Survive the Century is a new online game that allows players to save the planet or unleash their inner supervillain. Designed by writers and scientists, speculative fiction is taken to new planes in this playful, comic quest into the future.
It is the year 2050, and the world looks bleak. The climate crisis has ravaged natural habitats, millions of people are displaced, and billionaires are exploiting the fallout for yet more personal gain.
This familiar dystopian future is one that books, films and op-eds have been imagining for years, and for good reason. If we continue on our current course of depleting natural resources at breakneck speed, a comparably dire scenario seems not only feasible, but inevitable.
But in Survive the Century, you can choose differently. In this new web browser game, you – as the editor of the world’s most popular newspaper – have total power to determine the decades to come. Depending on the choices you make, you can drive us all towards environmental catastrophe – or to a better, greener and more equitable world.
Survive the Century is a branching narrative game that imagines many possible futures. Described as “cli-fi” – a new subgenre of fiction about climate change and the future – it is a simple storytelling game created with the intent of allaying the current generation’s nihilism about the future. Entertaining and tongue-in-cheek, it speculates about inventive solutions to the many problems the global community is facing.

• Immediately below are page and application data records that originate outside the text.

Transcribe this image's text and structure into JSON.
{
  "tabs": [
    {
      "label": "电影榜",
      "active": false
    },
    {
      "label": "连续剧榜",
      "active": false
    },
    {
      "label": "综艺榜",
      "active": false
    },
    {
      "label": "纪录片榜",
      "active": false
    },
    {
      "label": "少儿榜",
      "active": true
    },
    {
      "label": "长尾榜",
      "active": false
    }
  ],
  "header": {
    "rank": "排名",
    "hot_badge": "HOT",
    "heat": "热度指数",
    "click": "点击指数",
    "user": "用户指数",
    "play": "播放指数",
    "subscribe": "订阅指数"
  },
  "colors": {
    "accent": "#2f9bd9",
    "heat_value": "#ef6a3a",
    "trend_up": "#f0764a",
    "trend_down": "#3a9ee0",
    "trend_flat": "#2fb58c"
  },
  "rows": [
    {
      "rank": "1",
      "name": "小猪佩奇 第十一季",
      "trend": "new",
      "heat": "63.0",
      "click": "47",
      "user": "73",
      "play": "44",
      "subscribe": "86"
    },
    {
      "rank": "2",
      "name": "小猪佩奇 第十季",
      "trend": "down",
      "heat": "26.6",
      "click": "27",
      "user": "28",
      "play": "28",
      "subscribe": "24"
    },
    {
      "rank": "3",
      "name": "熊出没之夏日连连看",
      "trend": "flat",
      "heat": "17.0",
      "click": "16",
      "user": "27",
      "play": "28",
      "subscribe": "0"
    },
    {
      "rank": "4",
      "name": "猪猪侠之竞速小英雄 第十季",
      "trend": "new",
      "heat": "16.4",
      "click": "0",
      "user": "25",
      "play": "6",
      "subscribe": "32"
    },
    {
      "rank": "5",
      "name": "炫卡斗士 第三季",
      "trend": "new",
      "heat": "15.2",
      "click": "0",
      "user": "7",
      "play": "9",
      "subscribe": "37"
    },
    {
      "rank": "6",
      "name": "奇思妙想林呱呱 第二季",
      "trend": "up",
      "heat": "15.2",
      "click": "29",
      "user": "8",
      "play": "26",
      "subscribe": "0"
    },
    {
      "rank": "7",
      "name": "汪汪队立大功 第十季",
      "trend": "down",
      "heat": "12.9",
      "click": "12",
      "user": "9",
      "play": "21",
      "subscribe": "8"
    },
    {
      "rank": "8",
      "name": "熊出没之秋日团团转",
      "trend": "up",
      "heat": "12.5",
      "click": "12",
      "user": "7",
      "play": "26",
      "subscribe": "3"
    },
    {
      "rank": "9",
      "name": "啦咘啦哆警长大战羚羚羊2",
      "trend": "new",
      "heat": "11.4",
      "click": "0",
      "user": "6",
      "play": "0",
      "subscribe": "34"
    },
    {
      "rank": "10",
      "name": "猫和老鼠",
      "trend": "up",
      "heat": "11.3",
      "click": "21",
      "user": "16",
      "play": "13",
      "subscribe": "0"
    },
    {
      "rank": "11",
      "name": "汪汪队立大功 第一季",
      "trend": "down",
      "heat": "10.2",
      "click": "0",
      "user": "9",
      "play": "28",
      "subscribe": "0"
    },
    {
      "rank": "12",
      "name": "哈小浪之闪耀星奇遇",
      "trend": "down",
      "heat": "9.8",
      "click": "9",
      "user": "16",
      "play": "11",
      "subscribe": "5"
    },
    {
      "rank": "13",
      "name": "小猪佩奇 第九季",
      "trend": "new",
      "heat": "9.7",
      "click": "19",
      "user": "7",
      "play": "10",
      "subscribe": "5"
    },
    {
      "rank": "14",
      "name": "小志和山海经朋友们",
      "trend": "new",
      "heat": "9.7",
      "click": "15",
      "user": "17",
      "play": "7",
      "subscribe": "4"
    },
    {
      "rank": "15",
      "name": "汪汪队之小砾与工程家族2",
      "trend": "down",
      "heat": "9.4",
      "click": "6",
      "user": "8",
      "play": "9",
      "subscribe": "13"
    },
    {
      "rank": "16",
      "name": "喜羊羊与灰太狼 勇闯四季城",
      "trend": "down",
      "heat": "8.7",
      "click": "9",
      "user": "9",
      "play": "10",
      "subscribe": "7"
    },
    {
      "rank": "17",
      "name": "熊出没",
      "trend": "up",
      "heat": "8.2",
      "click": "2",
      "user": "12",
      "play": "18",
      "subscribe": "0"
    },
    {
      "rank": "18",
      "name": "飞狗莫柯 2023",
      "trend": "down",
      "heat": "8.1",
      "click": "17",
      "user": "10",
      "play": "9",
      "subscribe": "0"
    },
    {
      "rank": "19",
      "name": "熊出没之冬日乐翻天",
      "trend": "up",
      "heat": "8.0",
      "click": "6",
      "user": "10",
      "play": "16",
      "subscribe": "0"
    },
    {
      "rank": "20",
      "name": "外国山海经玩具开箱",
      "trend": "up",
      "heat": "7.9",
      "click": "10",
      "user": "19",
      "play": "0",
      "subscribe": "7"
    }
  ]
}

In this more hopeful world, swathes of the world are rewilded and endangered species thrive once more. Meanwhile, oil company CEOs are charged with the crime of “ecocide” and the underground meat industry booms.
Snapshots of future headlines play with the many possibilities, with some leading to full-length mock articles of the future. While some scenarios lean more towards the comic – a former shopaholic lamenting the death of fast fashion, and scientists promising to put fattened-up polar bears on a diet – others offer shrewd commentary, prompting us to delve into challenging questions about how to balance the competing priorities that often hamper much-needed change. As you move through the game, a barometer tracking three key metrics – global temperatures, conflict, and economy – helps you to decide your next steps, all the while triggering critical reflection on how we might approach these real-world problems.
In some branches of the game, the roll of a die can lead to destroying the human population entirely – for example, by opting to implement a geo-engineering project that goes drastically wrong. Unfortunately, it’s no longer an inconceivable prospect. But, as the game aptly illustrates: there are other options.
The game was created by Sam Beckbessinger, Simon Nicholson and Christopher Trisos, but features the contributions of a long list of illustrators, writers and scientists, including collaborations with the National Socio-Environmental Synthesis Center (SESYNC) of the University of Maryland. The fact that it is informed by real science gives some teeth to an otherwise often whimsical game.
Survive the Century is not monetised and is a not-for-profit project supported by Climate Interactive, SESYNC and the FLAIR Fellowship Programme, with funding from the UK Government’s Global Challenges Research Fund.
Research has suggested that video games are well-positioned to teach climate and conservation science to diverse groups, and with a far greater level of audience engagement. Hopefully, this may also result in a change of behaviour.
For example, while Survive the Century’s aim is largely to instil hope in hearts and minds, its final chapter does encourage players to transform that into practical action by joining a local climate justice group.